WHAT THIS TASK INVOLVES → Scan the lines below for "from" and copy the matches.

================

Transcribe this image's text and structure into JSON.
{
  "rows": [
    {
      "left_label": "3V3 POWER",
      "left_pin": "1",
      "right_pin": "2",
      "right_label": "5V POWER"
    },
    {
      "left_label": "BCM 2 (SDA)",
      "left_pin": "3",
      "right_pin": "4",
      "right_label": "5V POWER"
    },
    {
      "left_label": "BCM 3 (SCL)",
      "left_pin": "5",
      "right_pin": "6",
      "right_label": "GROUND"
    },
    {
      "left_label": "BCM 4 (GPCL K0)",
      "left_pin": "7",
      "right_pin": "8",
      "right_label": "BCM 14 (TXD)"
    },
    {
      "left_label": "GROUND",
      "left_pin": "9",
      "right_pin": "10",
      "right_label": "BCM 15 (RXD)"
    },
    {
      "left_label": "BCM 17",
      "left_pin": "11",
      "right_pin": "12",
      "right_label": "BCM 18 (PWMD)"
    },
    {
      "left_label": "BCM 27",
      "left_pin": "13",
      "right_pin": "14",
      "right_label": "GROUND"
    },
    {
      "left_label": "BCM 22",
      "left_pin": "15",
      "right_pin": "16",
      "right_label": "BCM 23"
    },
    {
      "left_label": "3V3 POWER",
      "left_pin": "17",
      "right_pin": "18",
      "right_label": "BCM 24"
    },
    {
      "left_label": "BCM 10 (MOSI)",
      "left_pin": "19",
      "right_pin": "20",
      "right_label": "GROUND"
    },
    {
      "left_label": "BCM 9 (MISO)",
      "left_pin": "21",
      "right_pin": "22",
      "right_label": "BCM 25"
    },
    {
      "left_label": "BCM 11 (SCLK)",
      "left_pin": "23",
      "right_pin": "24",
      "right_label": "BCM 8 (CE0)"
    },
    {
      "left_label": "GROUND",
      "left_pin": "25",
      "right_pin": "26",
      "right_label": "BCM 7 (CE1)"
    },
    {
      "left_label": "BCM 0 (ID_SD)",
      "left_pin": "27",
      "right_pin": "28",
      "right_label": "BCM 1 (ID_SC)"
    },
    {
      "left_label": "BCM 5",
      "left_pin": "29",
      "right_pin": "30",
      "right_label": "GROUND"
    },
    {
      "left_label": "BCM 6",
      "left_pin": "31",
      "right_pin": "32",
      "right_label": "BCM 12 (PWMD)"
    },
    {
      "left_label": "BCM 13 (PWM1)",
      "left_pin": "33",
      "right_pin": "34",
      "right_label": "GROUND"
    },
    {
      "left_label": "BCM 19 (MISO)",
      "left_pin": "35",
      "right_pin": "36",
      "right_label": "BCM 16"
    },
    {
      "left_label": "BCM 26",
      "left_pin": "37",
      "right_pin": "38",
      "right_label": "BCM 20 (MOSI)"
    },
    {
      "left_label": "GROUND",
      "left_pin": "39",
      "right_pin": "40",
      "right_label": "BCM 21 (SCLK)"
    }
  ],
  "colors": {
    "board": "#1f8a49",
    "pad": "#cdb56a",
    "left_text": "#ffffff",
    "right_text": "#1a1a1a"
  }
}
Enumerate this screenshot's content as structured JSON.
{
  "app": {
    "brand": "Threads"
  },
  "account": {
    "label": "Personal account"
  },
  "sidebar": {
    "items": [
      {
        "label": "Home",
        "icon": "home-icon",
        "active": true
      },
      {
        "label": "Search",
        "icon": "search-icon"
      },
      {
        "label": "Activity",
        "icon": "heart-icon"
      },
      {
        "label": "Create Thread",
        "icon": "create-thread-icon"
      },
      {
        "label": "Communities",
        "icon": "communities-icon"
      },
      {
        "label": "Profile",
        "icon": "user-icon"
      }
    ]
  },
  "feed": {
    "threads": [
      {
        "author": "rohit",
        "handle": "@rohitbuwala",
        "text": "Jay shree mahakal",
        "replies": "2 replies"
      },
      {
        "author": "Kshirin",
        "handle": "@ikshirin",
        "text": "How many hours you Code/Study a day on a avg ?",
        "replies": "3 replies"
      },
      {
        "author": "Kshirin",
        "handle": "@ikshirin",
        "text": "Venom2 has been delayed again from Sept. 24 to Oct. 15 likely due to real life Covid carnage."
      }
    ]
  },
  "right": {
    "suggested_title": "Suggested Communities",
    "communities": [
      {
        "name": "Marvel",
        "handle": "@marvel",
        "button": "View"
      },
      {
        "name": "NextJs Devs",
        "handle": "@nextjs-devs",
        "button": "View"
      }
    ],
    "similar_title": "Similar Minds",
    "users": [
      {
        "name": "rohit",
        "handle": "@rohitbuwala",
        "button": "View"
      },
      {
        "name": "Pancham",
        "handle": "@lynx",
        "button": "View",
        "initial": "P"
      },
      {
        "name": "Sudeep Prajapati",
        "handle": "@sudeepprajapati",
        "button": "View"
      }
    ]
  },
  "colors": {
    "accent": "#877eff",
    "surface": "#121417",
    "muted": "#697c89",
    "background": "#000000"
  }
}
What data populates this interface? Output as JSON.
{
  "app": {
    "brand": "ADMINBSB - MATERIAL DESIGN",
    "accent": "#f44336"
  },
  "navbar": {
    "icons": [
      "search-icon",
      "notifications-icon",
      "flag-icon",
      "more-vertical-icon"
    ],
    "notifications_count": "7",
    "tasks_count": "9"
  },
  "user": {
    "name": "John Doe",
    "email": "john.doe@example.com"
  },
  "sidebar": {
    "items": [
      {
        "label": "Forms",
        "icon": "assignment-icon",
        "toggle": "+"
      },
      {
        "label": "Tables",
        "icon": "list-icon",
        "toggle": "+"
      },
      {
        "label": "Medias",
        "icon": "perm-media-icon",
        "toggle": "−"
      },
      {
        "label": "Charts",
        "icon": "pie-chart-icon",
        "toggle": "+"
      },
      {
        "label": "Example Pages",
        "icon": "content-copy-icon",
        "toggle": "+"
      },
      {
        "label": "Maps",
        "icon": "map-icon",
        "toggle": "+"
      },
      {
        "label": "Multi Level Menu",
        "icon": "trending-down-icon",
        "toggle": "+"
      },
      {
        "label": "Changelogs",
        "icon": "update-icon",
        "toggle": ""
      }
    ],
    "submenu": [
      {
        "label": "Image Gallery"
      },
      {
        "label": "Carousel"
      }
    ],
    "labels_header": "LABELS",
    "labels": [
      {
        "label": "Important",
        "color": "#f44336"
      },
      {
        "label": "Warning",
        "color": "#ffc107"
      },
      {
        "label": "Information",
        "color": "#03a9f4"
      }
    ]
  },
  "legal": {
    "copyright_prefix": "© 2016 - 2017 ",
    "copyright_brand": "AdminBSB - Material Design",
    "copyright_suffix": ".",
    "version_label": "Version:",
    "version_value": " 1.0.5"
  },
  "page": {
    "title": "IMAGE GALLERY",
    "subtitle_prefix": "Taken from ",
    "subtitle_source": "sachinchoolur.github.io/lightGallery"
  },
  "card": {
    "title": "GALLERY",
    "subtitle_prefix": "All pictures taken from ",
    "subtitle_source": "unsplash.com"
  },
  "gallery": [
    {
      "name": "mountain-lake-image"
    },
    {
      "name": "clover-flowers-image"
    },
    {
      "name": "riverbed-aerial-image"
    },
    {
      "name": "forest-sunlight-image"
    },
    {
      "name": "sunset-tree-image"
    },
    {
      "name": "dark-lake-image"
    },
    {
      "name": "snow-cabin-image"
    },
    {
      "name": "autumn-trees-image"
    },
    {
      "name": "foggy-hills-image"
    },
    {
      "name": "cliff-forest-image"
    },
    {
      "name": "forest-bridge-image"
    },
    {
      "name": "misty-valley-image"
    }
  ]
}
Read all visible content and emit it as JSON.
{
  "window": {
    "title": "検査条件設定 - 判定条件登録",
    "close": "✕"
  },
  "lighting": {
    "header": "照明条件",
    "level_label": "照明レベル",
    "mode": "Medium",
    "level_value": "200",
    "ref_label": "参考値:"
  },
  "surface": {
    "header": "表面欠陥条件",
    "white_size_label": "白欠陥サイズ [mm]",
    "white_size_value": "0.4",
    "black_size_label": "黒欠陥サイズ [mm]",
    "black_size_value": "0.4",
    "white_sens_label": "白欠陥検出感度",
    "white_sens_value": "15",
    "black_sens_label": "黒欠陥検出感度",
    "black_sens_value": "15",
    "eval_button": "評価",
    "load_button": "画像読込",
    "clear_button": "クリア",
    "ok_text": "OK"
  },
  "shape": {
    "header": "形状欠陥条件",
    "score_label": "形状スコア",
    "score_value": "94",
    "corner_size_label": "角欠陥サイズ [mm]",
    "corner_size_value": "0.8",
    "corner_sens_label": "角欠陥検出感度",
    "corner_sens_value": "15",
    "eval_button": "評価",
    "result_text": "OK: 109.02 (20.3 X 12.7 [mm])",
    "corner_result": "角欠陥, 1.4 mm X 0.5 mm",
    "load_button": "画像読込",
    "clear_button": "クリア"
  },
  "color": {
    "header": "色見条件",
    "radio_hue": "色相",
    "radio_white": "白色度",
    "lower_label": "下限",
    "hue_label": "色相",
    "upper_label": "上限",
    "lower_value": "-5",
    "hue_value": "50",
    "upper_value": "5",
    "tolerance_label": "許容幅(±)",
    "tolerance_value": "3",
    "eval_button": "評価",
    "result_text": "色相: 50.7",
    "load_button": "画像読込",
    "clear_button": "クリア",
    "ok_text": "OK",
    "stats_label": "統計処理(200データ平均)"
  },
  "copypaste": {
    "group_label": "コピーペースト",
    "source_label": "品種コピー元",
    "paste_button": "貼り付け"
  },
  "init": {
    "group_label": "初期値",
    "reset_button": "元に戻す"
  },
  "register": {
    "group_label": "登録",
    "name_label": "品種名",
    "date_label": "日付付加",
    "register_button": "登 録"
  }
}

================

EXERCISE ANSWER →
        "text": "Venom2 has been delayed again from Sept. 24 to Oct. 15 likely due to real life Covid carnage."
    "subtitle_prefix": "Taken from ",
    "subtitle_prefix": "All pictures taken from ",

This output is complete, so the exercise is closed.